As of Wednesday morning, the number of signatures totaled more than 450,000. Much of that reach can be attributed to the speed of an engaged social media community: “At last count, we’ve had 1,072,441 pageviews on the campaign and almost 60% of that has come through Facebook and Twitter,” said AllOut co-founder Andre Banks. “What we’re seeing is not an entirely new phenomenon — people have always activated their networks in times of crisis and called them to action. What’s different is the speed and ease that platforms like Facebook and Twitter allow. The AllOut petition was bolstered by Avaaz, a political activism website. The Avaaz petition has received more than 1.25 million online signatures at time of writing.
While the Ugandan Parliament has not issued a direct response to the tremendous international outcry, theAnti-Homosexuality bill appeared to be dropped from the debate agenda, MSNBC reported on Wednesday.
The bill’s author, David Bahati, has said a new version would not contain the death penalty, although no amended version has been publicly released.
A similar anti-homosexuality bill was raised last year but was dropped in part because of tremendous online opposition from the international community. Even though the current bill has been removed from the agenda, homosexuality is a contentious issue for Uganda. In the past year, LGBT Ugandans have been targeted, attacked or sometimes even murdered, with local tabloids running headlines like “Uganda’s Top Homos: Hang Them.”
“Personally, it means a lot to me to know that my brothers and sisters in the USA and Europe and other countries in Africa are in solidarity with us in opposing this bill,” said Ugandan Bishop Christopher Senyonjo. “Uganda has become the toxic dump for homophobia and it is also their experiment to see how far they can get away with this before the international community becomes concerned. So we need support to counter their lies and misinformation and to stop the madness that has resulted in this proposed bill.”

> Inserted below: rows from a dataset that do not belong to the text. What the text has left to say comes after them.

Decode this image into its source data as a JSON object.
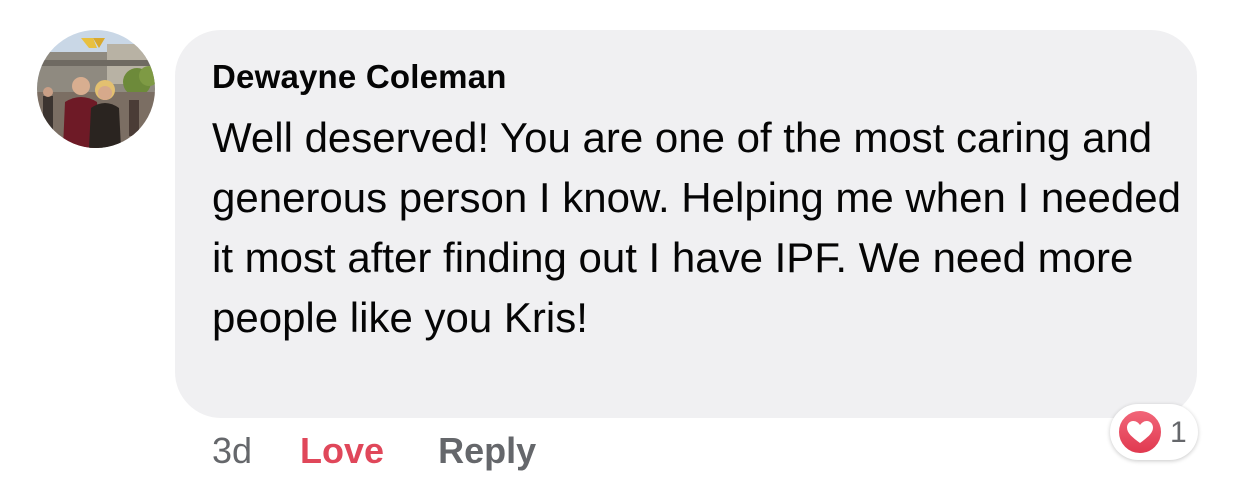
{
  "comment": {
    "author": "Dewayne Coleman",
    "text": "Well deserved! You are one of the most caring and generous person I know. Helping me when I needed it most after finding out I have IPF. We need more people like you Kris!",
    "avatar_icon": "profile-photo-couple-at-stadium"
  },
  "actions": {
    "time": "3d",
    "love_label": "Love",
    "reply_label": "Reply"
  },
  "reactions": {
    "icon": "love-heart-icon",
    "count": "1",
    "color": "#e0475a"
  },
  "colors": {
    "bubble": "#f0f0f2",
    "text": "#050505",
    "secondary": "#65676b",
    "love": "#e0475a"
  }
}
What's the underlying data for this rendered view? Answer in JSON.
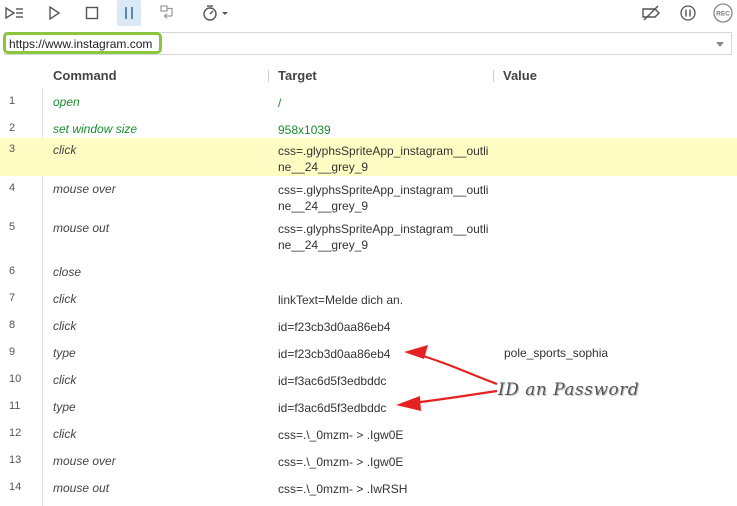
{
  "toolbar": {
    "buttons": [
      {
        "name": "run-all-tests-icon"
      },
      {
        "name": "run-current-test-icon"
      },
      {
        "name": "stop-icon"
      },
      {
        "name": "pause-icon"
      },
      {
        "name": "step-over-icon"
      },
      {
        "name": "test-speed-icon"
      },
      {
        "name": "disable-breakpoints-icon"
      },
      {
        "name": "pause-on-exceptions-icon"
      },
      {
        "name": "record-icon"
      }
    ],
    "record_label": "REC"
  },
  "url": {
    "value": "https://www.instagram.com"
  },
  "table": {
    "headers": {
      "command": "Command",
      "target": "Target",
      "value": "Value"
    },
    "rows": [
      {
        "num": "1",
        "command": "open",
        "target": "/",
        "value": "",
        "status": "ok"
      },
      {
        "num": "2",
        "command": "set window size",
        "target": "958x1039",
        "value": "",
        "status": "ok"
      },
      {
        "num": "3",
        "command": "click",
        "target": "css=.glyphsSpriteApp_instagram__outline__24__grey_9",
        "value": "",
        "status": "selected"
      },
      {
        "num": "4",
        "command": "mouse over",
        "target": "css=.glyphsSpriteApp_instagram__outline__24__grey_9",
        "value": "",
        "status": ""
      },
      {
        "num": "5",
        "command": "mouse out",
        "target": "css=.glyphsSpriteApp_instagram__outline__24__grey_9",
        "value": "",
        "status": ""
      },
      {
        "num": "6",
        "command": "close",
        "target": "",
        "value": "",
        "status": ""
      },
      {
        "num": "7",
        "command": "click",
        "target": "linkText=Melde dich an.",
        "value": "",
        "status": ""
      },
      {
        "num": "8",
        "command": "click",
        "target": "id=f23cb3d0aa86eb4",
        "value": "",
        "status": ""
      },
      {
        "num": "9",
        "command": "type",
        "target": "id=f23cb3d0aa86eb4",
        "value": "pole_sports_sophia",
        "status": ""
      },
      {
        "num": "10",
        "command": "click",
        "target": "id=f3ac6d5f3edbddc",
        "value": "",
        "status": ""
      },
      {
        "num": "11",
        "command": "type",
        "target": "id=f3ac6d5f3edbddc",
        "value": "",
        "status": ""
      },
      {
        "num": "12",
        "command": "click",
        "target": "css=.\\_0mzm- > .Igw0E",
        "value": "",
        "status": ""
      },
      {
        "num": "13",
        "command": "mouse over",
        "target": "css=.\\_0mzm- > .Igw0E",
        "value": "",
        "status": ""
      },
      {
        "num": "14",
        "command": "mouse out",
        "target": "css=.\\_0mzm- > .IwRSH",
        "value": "",
        "status": ""
      }
    ]
  },
  "annotation": {
    "label": "ID an Password",
    "color": "#e52222"
  },
  "colors": {
    "ok_text": "#1a8c2e",
    "selected_row": "#fffdc4",
    "url_highlight": "#8cc63f"
  }
}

What do you make of social media’s ability to spur political action? Are these kinds of petitions crucial for galvanizing the social good community? Sound off in the comments.